Vince Cable says triumphant Liberal Democrats are 'strongest Remain force' as Change UK fails to elect an MEP
The Liberal Democrats are the "strongest Remain force in British politics", leader Sir Vince Cable has said - as pro-EU rivals Change UK failed to make a breakthrough at the European elections.
By early morning, the Lib Dems had bagged 15 MEPs - fourteen more than they got at the 2014 European elections.
The party has registered more than 20% of the vote, placing them above Labour nationally and second only to Nigel Farage's new Brexit Party.

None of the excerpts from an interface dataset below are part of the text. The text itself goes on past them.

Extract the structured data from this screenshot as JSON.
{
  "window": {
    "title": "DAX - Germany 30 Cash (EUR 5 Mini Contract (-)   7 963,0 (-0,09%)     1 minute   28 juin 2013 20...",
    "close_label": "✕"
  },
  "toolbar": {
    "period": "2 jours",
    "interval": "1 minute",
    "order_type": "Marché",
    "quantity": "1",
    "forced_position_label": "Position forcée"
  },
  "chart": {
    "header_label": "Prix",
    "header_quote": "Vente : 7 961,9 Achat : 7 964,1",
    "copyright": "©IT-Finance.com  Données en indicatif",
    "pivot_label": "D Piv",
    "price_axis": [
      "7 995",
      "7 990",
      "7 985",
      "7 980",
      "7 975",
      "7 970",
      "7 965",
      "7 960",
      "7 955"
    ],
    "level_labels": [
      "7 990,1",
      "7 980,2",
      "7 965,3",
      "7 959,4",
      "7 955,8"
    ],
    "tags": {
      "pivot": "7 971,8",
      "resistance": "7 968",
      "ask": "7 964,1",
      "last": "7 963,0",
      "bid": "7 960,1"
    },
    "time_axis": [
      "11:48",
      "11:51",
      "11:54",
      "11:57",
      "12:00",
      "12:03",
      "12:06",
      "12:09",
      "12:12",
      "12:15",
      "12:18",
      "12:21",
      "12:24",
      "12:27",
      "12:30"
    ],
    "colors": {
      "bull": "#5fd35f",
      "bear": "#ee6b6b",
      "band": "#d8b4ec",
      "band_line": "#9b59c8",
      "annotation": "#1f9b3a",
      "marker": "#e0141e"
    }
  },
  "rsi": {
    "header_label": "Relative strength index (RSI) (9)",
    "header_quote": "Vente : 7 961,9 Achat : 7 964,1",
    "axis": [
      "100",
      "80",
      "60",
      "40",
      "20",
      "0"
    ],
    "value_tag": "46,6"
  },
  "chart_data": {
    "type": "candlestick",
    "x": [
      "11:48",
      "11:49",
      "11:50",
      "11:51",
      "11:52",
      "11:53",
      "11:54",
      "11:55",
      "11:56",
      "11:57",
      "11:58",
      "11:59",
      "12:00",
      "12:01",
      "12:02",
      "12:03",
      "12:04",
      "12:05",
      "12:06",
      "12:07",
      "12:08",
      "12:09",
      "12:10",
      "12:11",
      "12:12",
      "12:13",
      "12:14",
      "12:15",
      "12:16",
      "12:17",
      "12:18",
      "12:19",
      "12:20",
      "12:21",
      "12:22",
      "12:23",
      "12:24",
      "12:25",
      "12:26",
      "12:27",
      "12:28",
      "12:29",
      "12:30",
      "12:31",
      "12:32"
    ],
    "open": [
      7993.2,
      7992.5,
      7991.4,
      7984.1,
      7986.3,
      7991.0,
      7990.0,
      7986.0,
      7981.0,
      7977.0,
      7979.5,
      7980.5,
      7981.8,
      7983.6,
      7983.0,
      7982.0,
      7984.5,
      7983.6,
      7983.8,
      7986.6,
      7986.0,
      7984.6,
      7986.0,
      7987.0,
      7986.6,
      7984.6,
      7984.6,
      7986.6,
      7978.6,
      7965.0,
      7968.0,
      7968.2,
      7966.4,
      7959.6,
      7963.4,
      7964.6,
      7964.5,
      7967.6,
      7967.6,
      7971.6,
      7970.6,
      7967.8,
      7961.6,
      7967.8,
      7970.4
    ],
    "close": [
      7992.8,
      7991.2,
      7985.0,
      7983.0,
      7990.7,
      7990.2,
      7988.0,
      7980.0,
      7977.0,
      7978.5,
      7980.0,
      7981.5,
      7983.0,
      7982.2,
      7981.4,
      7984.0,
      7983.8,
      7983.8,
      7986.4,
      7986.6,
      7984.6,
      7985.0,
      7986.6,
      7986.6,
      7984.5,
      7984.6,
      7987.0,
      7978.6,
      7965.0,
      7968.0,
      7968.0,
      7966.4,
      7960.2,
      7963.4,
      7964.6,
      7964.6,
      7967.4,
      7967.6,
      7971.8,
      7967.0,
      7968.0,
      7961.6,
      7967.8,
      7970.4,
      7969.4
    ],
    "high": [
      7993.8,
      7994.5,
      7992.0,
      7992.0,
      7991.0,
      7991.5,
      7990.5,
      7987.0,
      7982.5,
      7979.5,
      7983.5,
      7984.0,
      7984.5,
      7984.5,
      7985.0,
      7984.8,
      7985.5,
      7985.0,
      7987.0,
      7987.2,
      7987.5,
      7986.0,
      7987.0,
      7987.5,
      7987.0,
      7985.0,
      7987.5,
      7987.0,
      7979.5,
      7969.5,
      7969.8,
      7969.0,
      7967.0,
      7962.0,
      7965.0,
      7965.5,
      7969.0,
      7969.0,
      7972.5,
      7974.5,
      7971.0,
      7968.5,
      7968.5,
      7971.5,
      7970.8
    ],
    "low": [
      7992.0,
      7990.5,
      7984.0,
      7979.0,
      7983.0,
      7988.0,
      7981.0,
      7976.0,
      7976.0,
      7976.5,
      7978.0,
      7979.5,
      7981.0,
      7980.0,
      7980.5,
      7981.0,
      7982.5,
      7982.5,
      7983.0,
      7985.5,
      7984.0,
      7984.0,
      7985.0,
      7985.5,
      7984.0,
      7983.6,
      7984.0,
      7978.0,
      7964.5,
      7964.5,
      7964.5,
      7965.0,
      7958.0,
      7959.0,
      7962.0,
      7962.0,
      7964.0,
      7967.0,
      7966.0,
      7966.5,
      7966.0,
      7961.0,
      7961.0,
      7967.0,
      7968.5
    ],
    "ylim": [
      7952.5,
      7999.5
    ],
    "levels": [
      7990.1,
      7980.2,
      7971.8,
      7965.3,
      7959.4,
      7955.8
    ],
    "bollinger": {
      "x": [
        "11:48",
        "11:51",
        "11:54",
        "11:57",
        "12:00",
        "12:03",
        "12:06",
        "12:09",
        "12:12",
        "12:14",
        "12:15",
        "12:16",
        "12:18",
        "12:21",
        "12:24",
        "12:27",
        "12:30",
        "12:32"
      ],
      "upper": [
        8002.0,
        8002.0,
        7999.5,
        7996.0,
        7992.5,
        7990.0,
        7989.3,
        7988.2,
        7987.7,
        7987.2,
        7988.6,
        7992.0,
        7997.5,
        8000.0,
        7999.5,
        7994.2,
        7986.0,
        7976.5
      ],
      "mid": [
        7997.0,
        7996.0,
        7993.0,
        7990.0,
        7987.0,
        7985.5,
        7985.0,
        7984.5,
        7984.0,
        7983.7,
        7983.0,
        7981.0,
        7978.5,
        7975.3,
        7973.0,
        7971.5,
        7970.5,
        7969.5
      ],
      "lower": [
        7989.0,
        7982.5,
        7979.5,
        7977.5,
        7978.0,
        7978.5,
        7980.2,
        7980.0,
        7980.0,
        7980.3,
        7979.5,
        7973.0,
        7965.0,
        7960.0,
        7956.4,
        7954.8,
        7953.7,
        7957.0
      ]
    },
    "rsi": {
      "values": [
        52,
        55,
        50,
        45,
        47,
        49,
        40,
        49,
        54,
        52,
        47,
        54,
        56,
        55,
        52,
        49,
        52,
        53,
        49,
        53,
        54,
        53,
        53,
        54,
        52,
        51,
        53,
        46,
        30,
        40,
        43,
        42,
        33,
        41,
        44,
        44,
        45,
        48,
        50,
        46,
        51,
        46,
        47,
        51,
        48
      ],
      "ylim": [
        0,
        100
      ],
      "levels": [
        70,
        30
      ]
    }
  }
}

By contrast, the newly-established Change UK - formed by pro-Remain former Labour and Tory MPs - had failed to elect a single MEP, garnering less than 4% of the vote nationally and placing them just ahead of Ukip.
Pouncing on the result, Sir Vince said: "Our clear, honest, unambiguous message has won us our best ever European election result, and pushed Corbyn's Labour into third place.
“We have shown ourselves to be the strongest Remain force in British politics.“We will always stand up for the people who have put their faith in us, taking this mandate forward to campaign harder than ever to stop Brexit."
Change UK candidate Rachel Johnson - who failed to become an MEP in the South West - insisted that the fledgling party had helped boost the overall pro-Remain vote across the country.
"If you look at the tally of Change UK, the Lib Dems and the Greens, we are out-polling the hard Brexit parties - the Brexit Party and Ukip," she told Sky News.
"So we have added hugely, or in some way, to a really strong and significant Remain showing across the country."
And Change UK MP Anna Soubry said outfit had "polled better than any genuinely new UK party" - in an apparent dig at the Brexit Party being fronted by former Ukip leader Mr Farage.
But the poor result for Change UK is likely to increase calls for an electoral pact between them and the Lib Dems in a bid to avoid splitting the pro-Remain vote.
On Sunday Change UK's interim leader Heidi Allen said she would like both parties to "be in the same vehicle".
Asked whether that meant a formal merger of the two parties, Ms Allen told BBC Radio 5 Live: "Yeah, probably, I don’t know. This partisan thing completely passes me by and when I look across Europe, they seem to do pretty well with coalitions.
"I don’t know what the format will be, but will we be singing from the same hymn sheet? I would hope as a collective, let’s call us a collective, somewhere in the middle with other likeminded colleagues. I don’t think it’s sensible to be too prescriptive at the moment."
And she added: "I think we are sensible enough to know we can’t do it on our own."
Some figures in Change UK have previously spoken out against a pact with the Lib Dems, with MP Chris Leslie claiming in April that the party had "fallen below a critical mass" and "haven't had the drive to get out of that for a long time".